(Rating: 6/10)

Tuesday, July 20, 2010

#247: Young Frankenstein

Directed by: MEL BROOKS
1974, TSPDT Rank #575

I'll put this out there: I'm not a fan of Mel Brooks and I'm not a fan of this movie. I really don't find it that funny, and Brooks' style of humor generally leaves me cold. That being said, it's not the worst movie ever made and it has a few good scenes. Most of the acting is way over the top (and that shouldn't come as a surprise if you are familiar with the director), but the only character that really annoys me is Marty Feldman's Igor. I don't agree at all with the praise that's been heaped on him since the movie was released. Now I'm not real excited about this being my first new post in a few months, since it's pretty negative, but I honestly don't believe this movie deserves a spot on a list like this. If any fans read this, drop a comment and tell me what you think.

(Rating: 4/10)

Back to blogging

I've been off the blogging circuit for awhile again, due to my loss of interest in the project and the thought that no one except for a couple people, maybe, had been reading my writing. Well, a friend convinced me to get writing again so I will. It appears that I've watched 40 of the movies off the list since my last post 3 months ago, so to the best of my estimations, I will be starting my next post at #247.

To refresh the collective memories of my potential readers, I'm going to be blogging about every film I watch off of the They Shoot Pictures, Don't They? 1,000 Greatest Films list (see for more info). This isn't the only film project I'm working on, but I still try to keep track of which ones I watch off of this list and write something regarding my feelings about them. I'm going to try to be a little less conventional from now on, and just try to throw out my thoughts without taking too much time about it. It's not really something that comes easily - I'm more apt to try to craft something that sounds nice. Like I'm doing right now. Ha...

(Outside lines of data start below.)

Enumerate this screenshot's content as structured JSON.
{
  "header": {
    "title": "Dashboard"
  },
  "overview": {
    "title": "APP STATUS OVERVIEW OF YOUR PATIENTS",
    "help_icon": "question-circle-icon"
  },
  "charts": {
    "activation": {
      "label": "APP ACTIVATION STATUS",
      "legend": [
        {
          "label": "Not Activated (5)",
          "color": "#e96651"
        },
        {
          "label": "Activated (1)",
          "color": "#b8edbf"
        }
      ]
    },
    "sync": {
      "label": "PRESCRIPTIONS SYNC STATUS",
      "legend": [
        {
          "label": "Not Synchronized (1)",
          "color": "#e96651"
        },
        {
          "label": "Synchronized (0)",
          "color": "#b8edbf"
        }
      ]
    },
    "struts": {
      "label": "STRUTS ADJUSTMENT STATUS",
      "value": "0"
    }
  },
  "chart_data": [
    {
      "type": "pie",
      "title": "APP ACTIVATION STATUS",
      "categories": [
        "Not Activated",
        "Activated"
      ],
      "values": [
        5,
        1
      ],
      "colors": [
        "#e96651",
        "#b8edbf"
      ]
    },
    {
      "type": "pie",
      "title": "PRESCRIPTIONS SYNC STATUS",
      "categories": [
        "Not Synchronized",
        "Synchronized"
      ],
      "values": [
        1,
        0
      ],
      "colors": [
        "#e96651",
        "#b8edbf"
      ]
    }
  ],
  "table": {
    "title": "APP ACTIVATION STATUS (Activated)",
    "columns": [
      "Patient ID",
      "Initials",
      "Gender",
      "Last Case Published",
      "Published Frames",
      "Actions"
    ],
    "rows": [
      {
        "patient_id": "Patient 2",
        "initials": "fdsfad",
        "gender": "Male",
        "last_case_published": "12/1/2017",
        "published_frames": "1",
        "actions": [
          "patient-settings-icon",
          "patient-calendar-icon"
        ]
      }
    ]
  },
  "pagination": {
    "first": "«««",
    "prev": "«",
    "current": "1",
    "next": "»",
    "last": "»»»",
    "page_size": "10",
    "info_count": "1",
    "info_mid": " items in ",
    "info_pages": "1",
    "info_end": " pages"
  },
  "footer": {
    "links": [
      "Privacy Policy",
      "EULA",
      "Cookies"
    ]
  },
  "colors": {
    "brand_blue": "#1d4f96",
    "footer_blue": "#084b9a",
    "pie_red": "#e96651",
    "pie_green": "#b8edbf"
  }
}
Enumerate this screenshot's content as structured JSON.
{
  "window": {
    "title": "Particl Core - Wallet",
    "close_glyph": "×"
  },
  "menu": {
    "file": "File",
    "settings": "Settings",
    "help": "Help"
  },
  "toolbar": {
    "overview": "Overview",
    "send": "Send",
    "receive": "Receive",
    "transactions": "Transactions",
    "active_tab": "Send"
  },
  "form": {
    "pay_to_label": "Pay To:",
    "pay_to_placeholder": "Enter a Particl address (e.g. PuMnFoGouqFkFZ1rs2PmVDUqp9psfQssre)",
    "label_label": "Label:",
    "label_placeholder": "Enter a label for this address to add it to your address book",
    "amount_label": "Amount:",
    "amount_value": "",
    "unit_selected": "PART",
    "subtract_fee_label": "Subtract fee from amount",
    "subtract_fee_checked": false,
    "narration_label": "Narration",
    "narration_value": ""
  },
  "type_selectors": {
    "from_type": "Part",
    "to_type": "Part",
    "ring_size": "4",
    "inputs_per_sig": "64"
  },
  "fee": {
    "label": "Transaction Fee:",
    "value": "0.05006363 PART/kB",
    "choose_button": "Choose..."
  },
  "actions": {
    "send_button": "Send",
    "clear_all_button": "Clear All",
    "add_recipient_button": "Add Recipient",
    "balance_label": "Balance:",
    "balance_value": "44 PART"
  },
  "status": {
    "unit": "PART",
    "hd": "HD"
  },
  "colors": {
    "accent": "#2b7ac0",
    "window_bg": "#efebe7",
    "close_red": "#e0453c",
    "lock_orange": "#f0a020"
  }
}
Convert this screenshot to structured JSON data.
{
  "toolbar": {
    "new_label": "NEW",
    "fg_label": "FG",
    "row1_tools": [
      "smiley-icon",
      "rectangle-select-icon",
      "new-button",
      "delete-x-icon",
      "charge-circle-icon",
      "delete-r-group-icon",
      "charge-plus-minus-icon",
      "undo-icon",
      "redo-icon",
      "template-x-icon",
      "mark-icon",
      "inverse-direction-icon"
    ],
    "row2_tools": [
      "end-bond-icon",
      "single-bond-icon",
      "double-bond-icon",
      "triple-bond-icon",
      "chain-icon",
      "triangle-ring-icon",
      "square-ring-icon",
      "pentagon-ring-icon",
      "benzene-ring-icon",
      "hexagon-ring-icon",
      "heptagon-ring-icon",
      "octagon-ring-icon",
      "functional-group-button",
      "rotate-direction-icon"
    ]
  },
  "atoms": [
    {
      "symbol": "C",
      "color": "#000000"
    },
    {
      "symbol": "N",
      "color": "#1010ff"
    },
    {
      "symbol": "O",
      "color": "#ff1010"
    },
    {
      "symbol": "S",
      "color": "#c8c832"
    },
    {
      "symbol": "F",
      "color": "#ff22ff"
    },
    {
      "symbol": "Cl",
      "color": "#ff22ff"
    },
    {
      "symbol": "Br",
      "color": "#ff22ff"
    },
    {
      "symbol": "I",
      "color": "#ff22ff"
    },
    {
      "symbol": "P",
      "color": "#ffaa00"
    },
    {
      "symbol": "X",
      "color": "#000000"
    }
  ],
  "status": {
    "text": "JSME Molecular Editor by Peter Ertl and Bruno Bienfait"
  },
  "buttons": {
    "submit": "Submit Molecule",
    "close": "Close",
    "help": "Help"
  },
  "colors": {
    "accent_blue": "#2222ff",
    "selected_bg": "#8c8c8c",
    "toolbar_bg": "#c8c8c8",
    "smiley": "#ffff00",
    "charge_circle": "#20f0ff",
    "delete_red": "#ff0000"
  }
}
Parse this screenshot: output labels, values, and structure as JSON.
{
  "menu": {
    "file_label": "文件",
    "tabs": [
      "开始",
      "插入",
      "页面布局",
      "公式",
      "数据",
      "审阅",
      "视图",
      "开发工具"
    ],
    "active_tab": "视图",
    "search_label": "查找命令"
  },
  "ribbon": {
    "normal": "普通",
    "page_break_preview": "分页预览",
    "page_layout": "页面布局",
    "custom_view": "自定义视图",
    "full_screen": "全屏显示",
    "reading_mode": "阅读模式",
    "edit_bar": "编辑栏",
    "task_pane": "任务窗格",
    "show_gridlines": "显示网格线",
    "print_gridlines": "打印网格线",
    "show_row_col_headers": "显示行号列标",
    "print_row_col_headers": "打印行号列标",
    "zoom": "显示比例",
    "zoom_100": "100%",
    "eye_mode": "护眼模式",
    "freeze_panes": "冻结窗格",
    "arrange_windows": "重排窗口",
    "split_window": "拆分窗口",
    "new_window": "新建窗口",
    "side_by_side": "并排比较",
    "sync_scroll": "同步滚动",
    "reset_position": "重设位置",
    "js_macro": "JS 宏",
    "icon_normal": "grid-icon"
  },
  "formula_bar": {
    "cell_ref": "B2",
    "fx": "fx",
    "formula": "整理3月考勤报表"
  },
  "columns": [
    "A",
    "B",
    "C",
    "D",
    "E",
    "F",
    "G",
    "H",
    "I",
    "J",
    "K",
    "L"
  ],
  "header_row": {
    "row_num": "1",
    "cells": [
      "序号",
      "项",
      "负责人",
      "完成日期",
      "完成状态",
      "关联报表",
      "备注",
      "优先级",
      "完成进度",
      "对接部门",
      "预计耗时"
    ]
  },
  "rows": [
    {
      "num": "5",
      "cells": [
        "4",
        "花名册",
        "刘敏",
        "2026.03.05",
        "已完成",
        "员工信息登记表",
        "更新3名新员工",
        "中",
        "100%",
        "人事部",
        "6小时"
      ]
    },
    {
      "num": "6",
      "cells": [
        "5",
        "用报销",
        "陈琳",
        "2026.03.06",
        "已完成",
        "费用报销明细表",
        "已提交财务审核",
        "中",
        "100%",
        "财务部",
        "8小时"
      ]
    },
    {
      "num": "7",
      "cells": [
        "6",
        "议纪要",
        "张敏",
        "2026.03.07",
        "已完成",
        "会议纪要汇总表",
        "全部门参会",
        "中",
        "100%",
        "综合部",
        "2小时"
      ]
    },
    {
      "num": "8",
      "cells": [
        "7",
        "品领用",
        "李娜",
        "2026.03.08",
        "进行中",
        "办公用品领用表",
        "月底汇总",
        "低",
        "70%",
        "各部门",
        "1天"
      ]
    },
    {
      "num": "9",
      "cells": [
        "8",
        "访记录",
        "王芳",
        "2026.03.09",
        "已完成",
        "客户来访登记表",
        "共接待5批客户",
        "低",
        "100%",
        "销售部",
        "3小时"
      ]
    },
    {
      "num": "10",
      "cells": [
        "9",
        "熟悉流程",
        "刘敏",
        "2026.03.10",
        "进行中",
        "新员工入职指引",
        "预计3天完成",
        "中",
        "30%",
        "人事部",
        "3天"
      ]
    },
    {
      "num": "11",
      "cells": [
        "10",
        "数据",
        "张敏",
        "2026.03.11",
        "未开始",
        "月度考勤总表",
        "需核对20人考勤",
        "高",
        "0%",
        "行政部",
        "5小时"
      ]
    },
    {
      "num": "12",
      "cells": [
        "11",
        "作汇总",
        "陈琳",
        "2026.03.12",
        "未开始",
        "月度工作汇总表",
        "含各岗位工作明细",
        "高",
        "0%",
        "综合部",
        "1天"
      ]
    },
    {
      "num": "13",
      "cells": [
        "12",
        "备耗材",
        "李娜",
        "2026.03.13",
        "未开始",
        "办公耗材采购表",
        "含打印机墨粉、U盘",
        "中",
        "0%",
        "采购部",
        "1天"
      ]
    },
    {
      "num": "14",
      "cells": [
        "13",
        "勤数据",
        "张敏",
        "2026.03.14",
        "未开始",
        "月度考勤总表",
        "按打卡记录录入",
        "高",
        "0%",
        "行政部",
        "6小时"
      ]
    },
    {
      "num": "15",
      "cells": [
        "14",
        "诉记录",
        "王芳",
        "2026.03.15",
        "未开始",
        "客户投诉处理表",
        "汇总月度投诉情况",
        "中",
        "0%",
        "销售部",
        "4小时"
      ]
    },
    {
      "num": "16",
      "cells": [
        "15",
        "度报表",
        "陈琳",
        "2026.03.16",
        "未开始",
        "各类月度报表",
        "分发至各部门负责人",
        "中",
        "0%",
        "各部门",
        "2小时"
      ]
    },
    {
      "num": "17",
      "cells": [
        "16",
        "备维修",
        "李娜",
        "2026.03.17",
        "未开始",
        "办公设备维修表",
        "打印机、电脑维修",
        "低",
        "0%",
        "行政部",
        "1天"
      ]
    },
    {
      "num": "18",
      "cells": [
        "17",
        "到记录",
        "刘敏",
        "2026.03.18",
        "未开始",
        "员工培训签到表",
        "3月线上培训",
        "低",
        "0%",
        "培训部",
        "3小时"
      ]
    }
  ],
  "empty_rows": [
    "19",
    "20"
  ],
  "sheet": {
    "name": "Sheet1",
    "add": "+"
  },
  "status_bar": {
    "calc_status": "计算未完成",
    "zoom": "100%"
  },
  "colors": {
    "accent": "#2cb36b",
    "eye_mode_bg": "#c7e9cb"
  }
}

So I'm going to muster up all of my strength and watch at least one more movie tonight so I have a new post. So on the small chance this is the first post you see, be patient. To quote one of the movies on this list, "I'll be back."